— What is required —
With the entries below as the source, tally the lines that contain the string "JSON" and give the number only.
____
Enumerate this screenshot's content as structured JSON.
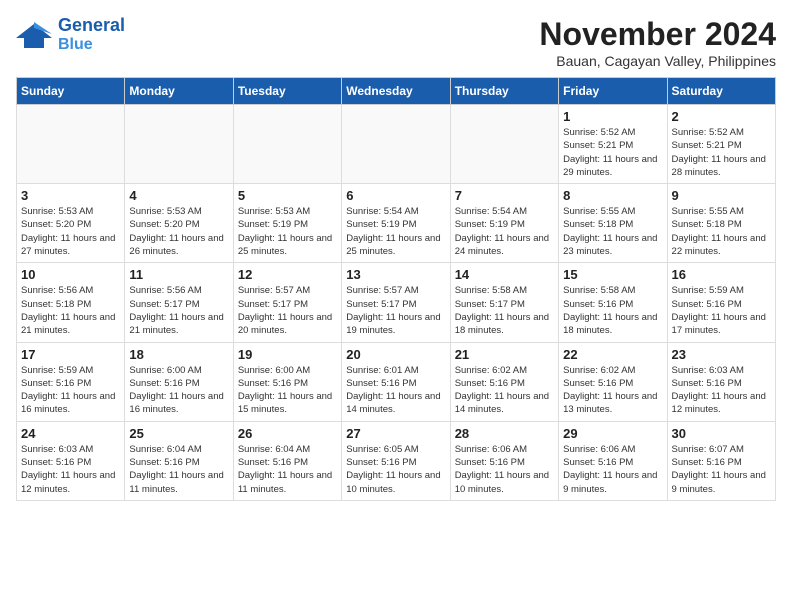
{
  "header": {
    "logo_line1": "General",
    "logo_line2": "Blue",
    "month": "November 2024",
    "location": "Bauan, Cagayan Valley, Philippines"
  },
  "weekdays": [
    "Sunday",
    "Monday",
    "Tuesday",
    "Wednesday",
    "Thursday",
    "Friday",
    "Saturday"
  ],
  "weeks": [
    [
      {
        "day": "",
        "info": ""
      },
      {
        "day": "",
        "info": ""
      },
      {
        "day": "",
        "info": ""
      },
      {
        "day": "",
        "info": ""
      },
      {
        "day": "",
        "info": ""
      },
      {
        "day": "1",
        "info": "Sunrise: 5:52 AM\nSunset: 5:21 PM\nDaylight: 11 hours and 29 minutes."
      },
      {
        "day": "2",
        "info": "Sunrise: 5:52 AM\nSunset: 5:21 PM\nDaylight: 11 hours and 28 minutes."
      }
    ],
    [
      {
        "day": "3",
        "info": "Sunrise: 5:53 AM\nSunset: 5:20 PM\nDaylight: 11 hours and 27 minutes."
      },
      {
        "day": "4",
        "info": "Sunrise: 5:53 AM\nSunset: 5:20 PM\nDaylight: 11 hours and 26 minutes."
      },
      {
        "day": "5",
        "info": "Sunrise: 5:53 AM\nSunset: 5:19 PM\nDaylight: 11 hours and 25 minutes."
      },
      {
        "day": "6",
        "info": "Sunrise: 5:54 AM\nSunset: 5:19 PM\nDaylight: 11 hours and 25 minutes."
      },
      {
        "day": "7",
        "info": "Sunrise: 5:54 AM\nSunset: 5:19 PM\nDaylight: 11 hours and 24 minutes."
      },
      {
        "day": "8",
        "info": "Sunrise: 5:55 AM\nSunset: 5:18 PM\nDaylight: 11 hours and 23 minutes."
      },
      {
        "day": "9",
        "info": "Sunrise: 5:55 AM\nSunset: 5:18 PM\nDaylight: 11 hours and 22 minutes."
      }
    ],
    [
      {
        "day": "10",
        "info": "Sunrise: 5:56 AM\nSunset: 5:18 PM\nDaylight: 11 hours and 21 minutes."
      },
      {
        "day": "11",
        "info": "Sunrise: 5:56 AM\nSunset: 5:17 PM\nDaylight: 11 hours and 21 minutes."
      },
      {
        "day": "12",
        "info": "Sunrise: 5:57 AM\nSunset: 5:17 PM\nDaylight: 11 hours and 20 minutes."
      },
      {
        "day": "13",
        "info": "Sunrise: 5:57 AM\nSunset: 5:17 PM\nDaylight: 11 hours and 19 minutes."
      },
      {
        "day": "14",
        "info": "Sunrise: 5:58 AM\nSunset: 5:17 PM\nDaylight: 11 hours and 18 minutes."
      },
      {
        "day": "15",
        "info": "Sunrise: 5:58 AM\nSunset: 5:16 PM\nDaylight: 11 hours and 18 minutes."
      },
      {
        "day": "16",
        "info": "Sunrise: 5:59 AM\nSunset: 5:16 PM\nDaylight: 11 hours and 17 minutes."
      }
    ],
    [
      {
        "day": "17",
        "info": "Sunrise: 5:59 AM\nSunset: 5:16 PM\nDaylight: 11 hours and 16 minutes."
      },
      {
        "day": "18",
        "info": "Sunrise: 6:00 AM\nSunset: 5:16 PM\nDaylight: 11 hours and 16 minutes."
      },
      {
        "day": "19",
        "info": "Sunrise: 6:00 AM\nSunset: 5:16 PM\nDaylight: 11 hours and 15 minutes."
      },
      {
        "day": "20",
        "info": "Sunrise: 6:01 AM\nSunset: 5:16 PM\nDaylight: 11 hours and 14 minutes."
      },
      {
        "day": "21",
        "info": "Sunrise: 6:02 AM\nSunset: 5:16 PM\nDaylight: 11 hours and 14 minutes."
      },
      {
        "day": "22",
        "info": "Sunrise: 6:02 AM\nSunset: 5:16 PM\nDaylight: 11 hours and 13 minutes."
      },
      {
        "day": "23",
        "info": "Sunrise: 6:03 AM\nSunset: 5:16 PM\nDaylight: 11 hours and 12 minutes."
      }
    ],
    [
      {
        "day": "24",
        "info": "Sunrise: 6:03 AM\nSunset: 5:16 PM\nDaylight: 11 hours and 12 minutes."
      },
      {
        "day": "25",
        "info": "Sunrise: 6:04 AM\nSunset: 5:16 PM\nDaylight: 11 hours and 11 minutes."
      },
      {
        "day": "26",
        "info": "Sunrise: 6:04 AM\nSunset: 5:16 PM\nDaylight: 11 hours and 11 minutes."
      },
      {
        "day": "27",
        "info": "Sunrise: 6:05 AM\nSunset: 5:16 PM\nDaylight: 11 hours and 10 minutes."
      },
      {
        "day": "28",
        "info": "Sunrise: 6:06 AM\nSunset: 5:16 PM\nDaylight: 11 hours and 10 minutes."
      },
      {
        "day": "29",
        "info": "Sunrise: 6:06 AM\nSunset: 5:16 PM\nDaylight: 11 hours and 9 minutes."
      },
      {
        "day": "30",
        "info": "Sunrise: 6:07 AM\nSunset: 5:16 PM\nDaylight: 11 hours and 9 minutes."
      }
    ]
  ]
}
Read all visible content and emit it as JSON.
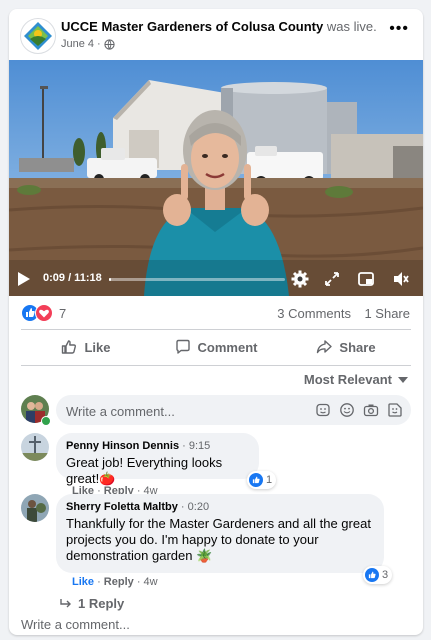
{
  "post": {
    "page_name": "UCCE Master Gardeners of Colusa County",
    "verb": "was live.",
    "date": "June 4",
    "separator": "·",
    "more_icon": "more-horizontal-icon"
  },
  "video": {
    "time": "0:09 / 11:18",
    "progress_fraction": 0.013,
    "controls": [
      "play-icon",
      "settings-gear-icon",
      "expand-icon",
      "picture-in-picture-icon",
      "volume-muted-icon"
    ]
  },
  "reactions": {
    "count": "7",
    "types": [
      "like",
      "love"
    ],
    "comments": "3 Comments",
    "shares": "1 Share"
  },
  "actions": {
    "like": "Like",
    "comment": "Comment",
    "share": "Share"
  },
  "sort": {
    "label": "Most Relevant"
  },
  "compose": {
    "placeholder": "Write a comment...",
    "icons": [
      "sticker-icon",
      "emoji-icon",
      "camera-icon",
      "gif-icon"
    ]
  },
  "comments": [
    {
      "author": "Penny Hinson Dennis",
      "time": "9:15",
      "text": "Great job! Everything looks great!🍅",
      "like_label": "Like",
      "reply_label": "Reply",
      "age": "4w",
      "reaction_count": "1"
    },
    {
      "author": "Sherry Foletta Maltby",
      "time": "0:20",
      "text": "Thankfully for the Master Gardeners and all the great projects you do. I'm happy to donate to your demonstration garden 🪴",
      "like_label": "Like",
      "reply_label": "Reply",
      "age": "4w",
      "reaction_count": "3"
    }
  ],
  "replies_link": "1 Reply",
  "bottom_compose": {
    "placeholder": "Write a comment..."
  },
  "colors": {
    "facebook_blue": "#1877f2",
    "love_red": "#f33e58",
    "muted_text": "#65676b",
    "bubble_bg": "#f0f2f5"
  }
}
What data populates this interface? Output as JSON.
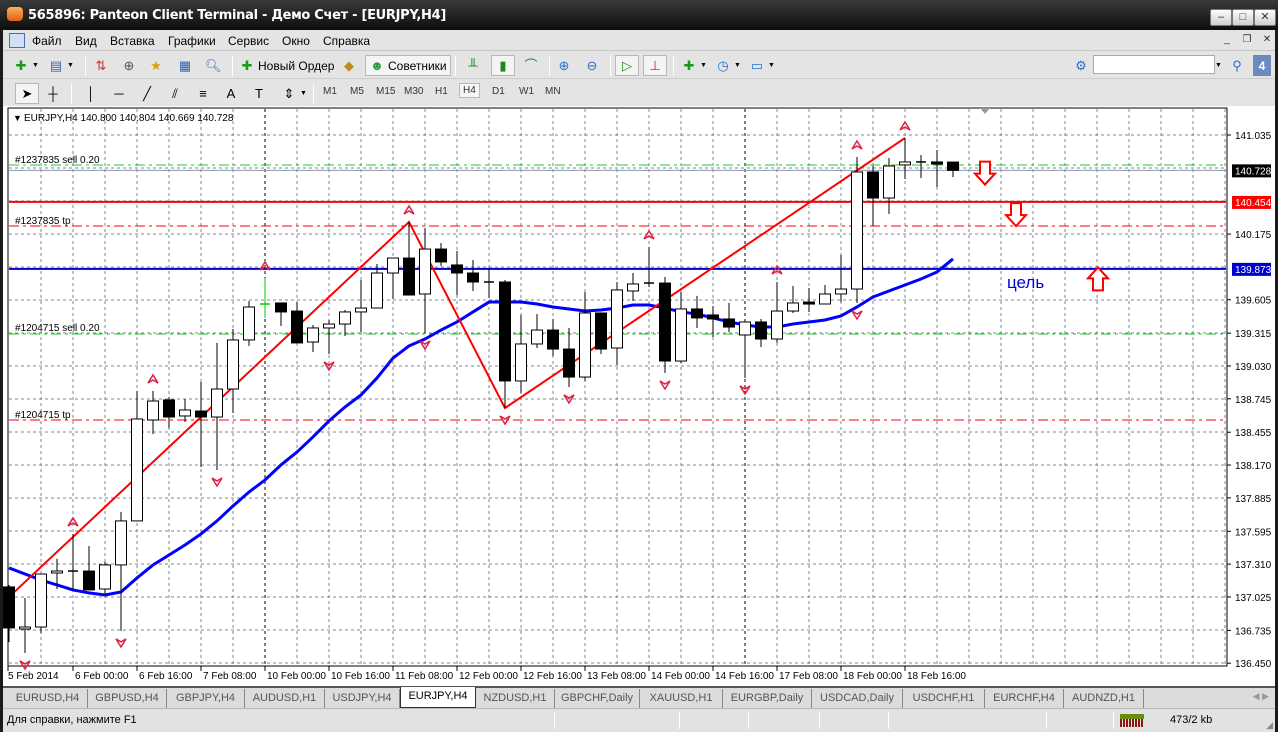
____
— Answer box —
3